The nature of home is the way of belonging. People often say, on finding zen, it felt like it was home. Like, “I feel belonging.” This belonging is key to practice.
Soto zen has two kinds of ordination. One, zaike tokudao (staying home and attaining the way) and the other, Shukke Tokudo (leaving home and attaining the Way) are known respectively as lay ordination and priest ordination. This post is about the “home” part of these terms.
The concept of home in Japan and Japanese culture is a central to “staying” and “leaving.” In Japanese culture, there is a world of difference between the ie ( 家) the family/household and the outside world. Even for me, 2 generations removed from immigrant, this is important.

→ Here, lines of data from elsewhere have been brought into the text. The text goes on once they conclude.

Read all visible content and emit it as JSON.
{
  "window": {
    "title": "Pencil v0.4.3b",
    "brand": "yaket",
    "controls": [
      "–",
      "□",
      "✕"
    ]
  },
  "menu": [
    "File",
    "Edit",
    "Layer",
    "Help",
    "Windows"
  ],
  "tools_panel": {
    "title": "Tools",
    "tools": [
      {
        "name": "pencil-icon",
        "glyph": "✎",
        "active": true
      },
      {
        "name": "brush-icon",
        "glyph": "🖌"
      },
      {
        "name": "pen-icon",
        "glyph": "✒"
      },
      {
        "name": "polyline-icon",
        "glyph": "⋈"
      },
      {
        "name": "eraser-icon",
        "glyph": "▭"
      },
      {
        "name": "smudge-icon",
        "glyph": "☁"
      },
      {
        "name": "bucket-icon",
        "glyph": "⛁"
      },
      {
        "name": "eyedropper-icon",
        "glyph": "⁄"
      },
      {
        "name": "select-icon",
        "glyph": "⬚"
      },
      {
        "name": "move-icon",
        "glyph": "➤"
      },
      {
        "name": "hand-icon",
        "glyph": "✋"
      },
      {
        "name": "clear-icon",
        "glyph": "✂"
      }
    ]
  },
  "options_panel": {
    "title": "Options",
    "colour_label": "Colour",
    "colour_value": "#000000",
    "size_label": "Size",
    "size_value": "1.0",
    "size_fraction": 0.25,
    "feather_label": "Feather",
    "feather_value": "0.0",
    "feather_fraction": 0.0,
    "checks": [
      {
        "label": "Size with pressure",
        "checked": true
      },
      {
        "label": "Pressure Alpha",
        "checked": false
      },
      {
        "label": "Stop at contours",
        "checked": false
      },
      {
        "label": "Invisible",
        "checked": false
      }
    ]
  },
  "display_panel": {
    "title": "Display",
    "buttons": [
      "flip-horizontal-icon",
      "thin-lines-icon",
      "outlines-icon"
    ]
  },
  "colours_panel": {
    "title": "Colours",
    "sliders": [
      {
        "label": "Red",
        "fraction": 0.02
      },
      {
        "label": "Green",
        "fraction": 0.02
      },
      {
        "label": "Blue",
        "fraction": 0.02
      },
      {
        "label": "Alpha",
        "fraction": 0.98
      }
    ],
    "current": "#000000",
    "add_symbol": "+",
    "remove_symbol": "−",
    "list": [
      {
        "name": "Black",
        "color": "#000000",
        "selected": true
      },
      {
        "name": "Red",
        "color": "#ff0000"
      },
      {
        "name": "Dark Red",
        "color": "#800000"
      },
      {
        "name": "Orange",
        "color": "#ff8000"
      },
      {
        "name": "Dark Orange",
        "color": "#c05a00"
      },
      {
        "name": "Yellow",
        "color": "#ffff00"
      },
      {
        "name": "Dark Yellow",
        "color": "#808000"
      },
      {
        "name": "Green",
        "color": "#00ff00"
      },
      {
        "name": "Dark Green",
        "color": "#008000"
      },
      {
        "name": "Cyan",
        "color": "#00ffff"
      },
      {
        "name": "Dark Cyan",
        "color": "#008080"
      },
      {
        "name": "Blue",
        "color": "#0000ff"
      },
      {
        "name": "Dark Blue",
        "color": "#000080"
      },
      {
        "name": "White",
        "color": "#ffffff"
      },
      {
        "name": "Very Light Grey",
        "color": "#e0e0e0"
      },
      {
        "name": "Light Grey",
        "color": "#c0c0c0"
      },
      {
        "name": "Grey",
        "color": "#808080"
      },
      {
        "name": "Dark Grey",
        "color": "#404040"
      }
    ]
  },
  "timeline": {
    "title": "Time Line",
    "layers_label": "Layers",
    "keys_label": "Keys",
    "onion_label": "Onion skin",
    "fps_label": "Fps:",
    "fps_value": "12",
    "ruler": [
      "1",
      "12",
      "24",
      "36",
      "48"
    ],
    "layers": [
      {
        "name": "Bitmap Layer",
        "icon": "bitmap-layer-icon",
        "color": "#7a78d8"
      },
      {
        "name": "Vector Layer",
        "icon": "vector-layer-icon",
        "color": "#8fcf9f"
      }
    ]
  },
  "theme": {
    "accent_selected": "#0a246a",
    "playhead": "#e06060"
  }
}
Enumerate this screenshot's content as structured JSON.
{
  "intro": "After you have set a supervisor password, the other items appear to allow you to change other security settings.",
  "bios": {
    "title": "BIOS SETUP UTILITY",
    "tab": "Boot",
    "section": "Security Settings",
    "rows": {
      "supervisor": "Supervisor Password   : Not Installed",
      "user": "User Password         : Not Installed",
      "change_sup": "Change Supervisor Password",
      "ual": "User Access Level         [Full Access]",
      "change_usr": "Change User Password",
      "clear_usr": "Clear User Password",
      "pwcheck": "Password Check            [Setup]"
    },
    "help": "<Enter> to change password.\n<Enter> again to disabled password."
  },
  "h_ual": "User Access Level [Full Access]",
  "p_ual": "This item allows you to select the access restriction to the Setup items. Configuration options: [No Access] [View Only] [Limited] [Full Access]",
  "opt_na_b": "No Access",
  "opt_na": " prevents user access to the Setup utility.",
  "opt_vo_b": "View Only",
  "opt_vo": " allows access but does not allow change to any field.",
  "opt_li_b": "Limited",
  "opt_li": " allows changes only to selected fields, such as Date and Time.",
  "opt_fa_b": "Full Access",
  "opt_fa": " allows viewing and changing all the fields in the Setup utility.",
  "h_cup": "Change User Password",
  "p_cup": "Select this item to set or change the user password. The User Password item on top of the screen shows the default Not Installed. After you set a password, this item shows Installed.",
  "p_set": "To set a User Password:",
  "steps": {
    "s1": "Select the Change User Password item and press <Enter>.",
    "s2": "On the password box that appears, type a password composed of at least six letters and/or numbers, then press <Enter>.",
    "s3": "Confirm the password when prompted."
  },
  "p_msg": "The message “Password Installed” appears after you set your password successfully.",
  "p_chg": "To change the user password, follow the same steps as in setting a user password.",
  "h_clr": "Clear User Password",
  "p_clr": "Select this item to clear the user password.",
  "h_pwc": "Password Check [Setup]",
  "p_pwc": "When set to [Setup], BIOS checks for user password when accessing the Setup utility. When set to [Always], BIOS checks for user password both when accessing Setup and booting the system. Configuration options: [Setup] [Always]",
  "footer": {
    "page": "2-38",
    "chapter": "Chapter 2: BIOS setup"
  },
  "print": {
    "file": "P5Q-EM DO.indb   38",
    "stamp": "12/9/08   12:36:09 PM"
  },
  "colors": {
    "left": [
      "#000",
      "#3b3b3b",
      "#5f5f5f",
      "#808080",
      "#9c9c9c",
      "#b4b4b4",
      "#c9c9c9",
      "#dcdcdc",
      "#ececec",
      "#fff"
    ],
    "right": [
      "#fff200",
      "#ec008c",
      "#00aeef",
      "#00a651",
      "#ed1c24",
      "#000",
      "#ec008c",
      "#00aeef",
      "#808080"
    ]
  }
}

Leaving and returning is marked is by saying —”itte kimasu” (I am leaving/I am going) and “tadaima!”** (I’m home). Here’s the thing: saying tadaima or itte kimasu (and their literal translations) is not the same as “I’m back” or “BRB” in the west. In Japanese culture, the idea of home demarcates family life from society life, and holds different contexts with different meanings.
Back to Zaike Tokudo and Shukke Tokudo. In Japan Buddhism was a family affair, temples were passed from father to son, a practice anthropologists call, patrilineal primogeniture. Second sons and daughters had to plan other futures. In general second sons often left…. leaving home. This was likely one of several factors prompting Japanese emigration to Hawaii and later to the U.S. Worth pointing out that Katagiri was the youngest of nine and Suzuki Roshi had an older half brother.
Maybe the above will provide some background context for “staying home and attaining the way” and “leaving home and attaining the way.” Home is a form of belonging, spiritually and culturally in the 12th century and the 21st century, in the East, and in the West.
**See the short film TADAIMA on vimeo. Home is a place of culture, spirit, and belonging for Japanese and Japanese Americans resettling after incarceration during WWII. Ck out, Robin D’Oench on Vimeo. OK, full disclosure, Robin is my nephew, and he filmed this in Santa Cruz. Just push the blue button to watch on vimeo from this blog post.